For sorrow there is no remedy provided by nature; it is often occasioned by accidents irreparable, and dwells upon objects that have lost or changed their existence; it requires what it cannot hope, that the laws of the universe should be repealed; that the dead should return, or the past should be recalled….Sorrow is properly that state of the mind in which our desires are fixed upon the past, without looking forward to the future, an incessant wish that something were otherwise than it has been, a tormenting and harassing want of some enjoyment or possession which we have lost and which no endeavours can possibly regain.
Samuel Johnson in The Rambler, No-47 August 28, 1750

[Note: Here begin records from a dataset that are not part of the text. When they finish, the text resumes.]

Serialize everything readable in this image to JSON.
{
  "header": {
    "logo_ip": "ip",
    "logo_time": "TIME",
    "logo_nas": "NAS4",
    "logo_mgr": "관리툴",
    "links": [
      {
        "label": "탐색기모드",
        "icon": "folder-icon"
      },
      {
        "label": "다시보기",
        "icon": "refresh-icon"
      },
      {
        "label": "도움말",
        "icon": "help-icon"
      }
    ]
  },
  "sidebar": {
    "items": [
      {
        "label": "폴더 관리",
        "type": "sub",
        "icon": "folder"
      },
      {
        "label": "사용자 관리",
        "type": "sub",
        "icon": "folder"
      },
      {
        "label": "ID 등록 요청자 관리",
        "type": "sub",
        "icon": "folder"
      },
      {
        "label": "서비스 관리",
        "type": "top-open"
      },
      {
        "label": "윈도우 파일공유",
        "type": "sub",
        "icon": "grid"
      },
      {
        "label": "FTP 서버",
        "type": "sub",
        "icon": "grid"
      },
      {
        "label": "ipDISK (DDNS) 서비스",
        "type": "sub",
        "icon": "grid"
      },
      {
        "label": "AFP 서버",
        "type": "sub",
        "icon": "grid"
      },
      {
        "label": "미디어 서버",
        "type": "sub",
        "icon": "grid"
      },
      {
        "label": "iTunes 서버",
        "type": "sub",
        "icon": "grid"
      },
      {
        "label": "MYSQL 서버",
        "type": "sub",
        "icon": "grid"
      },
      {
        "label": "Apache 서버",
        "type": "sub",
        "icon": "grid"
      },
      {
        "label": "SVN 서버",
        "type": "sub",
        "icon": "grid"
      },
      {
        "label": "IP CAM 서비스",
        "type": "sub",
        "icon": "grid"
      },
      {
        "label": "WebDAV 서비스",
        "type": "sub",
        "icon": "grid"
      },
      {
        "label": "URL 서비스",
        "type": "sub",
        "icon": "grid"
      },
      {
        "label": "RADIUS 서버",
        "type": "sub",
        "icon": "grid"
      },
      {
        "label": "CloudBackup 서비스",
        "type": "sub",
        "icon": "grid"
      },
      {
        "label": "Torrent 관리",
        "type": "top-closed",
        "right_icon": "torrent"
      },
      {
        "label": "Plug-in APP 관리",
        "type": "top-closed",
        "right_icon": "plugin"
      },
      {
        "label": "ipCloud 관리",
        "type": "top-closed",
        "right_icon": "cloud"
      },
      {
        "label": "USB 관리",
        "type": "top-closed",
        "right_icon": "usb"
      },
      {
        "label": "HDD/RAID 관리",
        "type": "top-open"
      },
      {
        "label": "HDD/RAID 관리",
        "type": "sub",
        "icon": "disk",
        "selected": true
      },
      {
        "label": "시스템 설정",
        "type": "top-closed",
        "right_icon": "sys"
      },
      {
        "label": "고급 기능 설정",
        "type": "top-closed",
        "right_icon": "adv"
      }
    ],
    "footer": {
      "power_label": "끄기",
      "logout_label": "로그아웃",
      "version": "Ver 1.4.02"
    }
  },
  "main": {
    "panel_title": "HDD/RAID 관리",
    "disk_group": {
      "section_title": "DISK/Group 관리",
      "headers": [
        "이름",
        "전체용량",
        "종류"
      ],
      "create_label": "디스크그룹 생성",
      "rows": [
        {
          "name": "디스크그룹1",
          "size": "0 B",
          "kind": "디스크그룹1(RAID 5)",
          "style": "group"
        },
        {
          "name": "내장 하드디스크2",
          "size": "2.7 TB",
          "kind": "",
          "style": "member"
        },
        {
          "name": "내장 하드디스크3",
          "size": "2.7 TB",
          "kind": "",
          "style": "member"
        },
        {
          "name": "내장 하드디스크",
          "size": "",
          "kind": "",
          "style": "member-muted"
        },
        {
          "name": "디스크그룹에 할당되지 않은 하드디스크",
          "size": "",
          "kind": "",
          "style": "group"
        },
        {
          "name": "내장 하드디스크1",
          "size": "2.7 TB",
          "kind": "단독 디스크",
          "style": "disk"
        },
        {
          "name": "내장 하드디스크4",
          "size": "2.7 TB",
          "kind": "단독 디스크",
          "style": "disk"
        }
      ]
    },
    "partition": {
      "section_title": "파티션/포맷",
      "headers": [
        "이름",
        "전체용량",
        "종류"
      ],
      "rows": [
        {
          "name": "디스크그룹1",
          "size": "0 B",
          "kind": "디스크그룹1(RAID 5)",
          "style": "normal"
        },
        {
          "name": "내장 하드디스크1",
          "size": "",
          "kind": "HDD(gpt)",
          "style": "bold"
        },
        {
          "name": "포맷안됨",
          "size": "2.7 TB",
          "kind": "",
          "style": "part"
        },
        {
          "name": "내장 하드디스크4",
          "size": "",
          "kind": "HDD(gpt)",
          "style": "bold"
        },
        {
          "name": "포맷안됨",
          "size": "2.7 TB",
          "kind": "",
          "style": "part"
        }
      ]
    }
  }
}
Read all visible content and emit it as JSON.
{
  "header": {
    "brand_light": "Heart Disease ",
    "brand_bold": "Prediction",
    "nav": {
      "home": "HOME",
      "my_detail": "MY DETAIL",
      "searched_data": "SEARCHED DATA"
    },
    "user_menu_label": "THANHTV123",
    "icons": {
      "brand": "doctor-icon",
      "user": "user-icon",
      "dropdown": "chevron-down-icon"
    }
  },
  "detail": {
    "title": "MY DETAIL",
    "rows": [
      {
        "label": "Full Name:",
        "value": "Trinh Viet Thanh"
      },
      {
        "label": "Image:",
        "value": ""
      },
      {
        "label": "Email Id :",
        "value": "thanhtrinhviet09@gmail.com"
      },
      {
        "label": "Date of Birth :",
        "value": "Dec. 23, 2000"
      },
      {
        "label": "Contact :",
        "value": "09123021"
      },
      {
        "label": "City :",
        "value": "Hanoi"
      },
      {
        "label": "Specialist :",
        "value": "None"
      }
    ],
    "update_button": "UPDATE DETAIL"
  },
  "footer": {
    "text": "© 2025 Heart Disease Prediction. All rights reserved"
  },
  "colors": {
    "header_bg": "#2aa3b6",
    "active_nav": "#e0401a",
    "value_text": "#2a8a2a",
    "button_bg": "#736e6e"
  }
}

Samuel Johnson was an extraordinary literary personality of the 18th century, one of the first confirmed celebrity eccentrics.

Those who have read Macaulay’s essay on Johnson or better still perused what is considered the greatest biography of all time, James Boswell’s splendid work on his friend Johnson cannot fail to be impressed by the man.

For Johnson, despite all his warts of which there were many, was a towering figure in the world of letters.

Johnson’s Lives of the Poets and the many essays in the Rambler still have the power to delight and by the way he’s also credited with compiling the first authoritative dictionary in modern times.

May 042011

Given our fondness for eating, we never miss an opportunity to stuff food into our mouth.

In the course of our restless gustatory wanderings, we came upon this food item.

Most Indians know the name of this food item though they’d be hard-pressed to identify it by looking at the below picture. ;)

Let’s see how many of you schmucks can get it right. Most likely, no one will.

We’ll provide the answer on Friday.

May 042011

(For SI Blog reader Kreacher)

A riveting and ultimately moving tale of two young boys in Kabul set against the depressing backdrop of political violence and the frayed social fabric of Afghanistan, Kite Runner is a film of stunning beauty.

And of horrific cruelty in its stark depiction of life in the war-torn land.

Kite Runner (2007) is likely the best film we’ve seen this year.

We can’t think of any other movie that has given us so much joy lately.

German-Swiss filmmaker Marc Forster (also the director of the 2008 James Bond thriller Quantum of Solace) has directed this film based on the eponymous novel by Khaled Hosseini, deftly weaving the tragic story of the kite runner with the relentless violence and chaos in Afghanistan over a 22-year period.

Adding to the allure of this Dari/English film is the haunting score by Alberto Iglesias that seems so apposite to the images flashing on the screen.

Dysfunctional Nation
The story of Afghanistan is one of prolonged nay endless trauma for its proud people. Continue reading »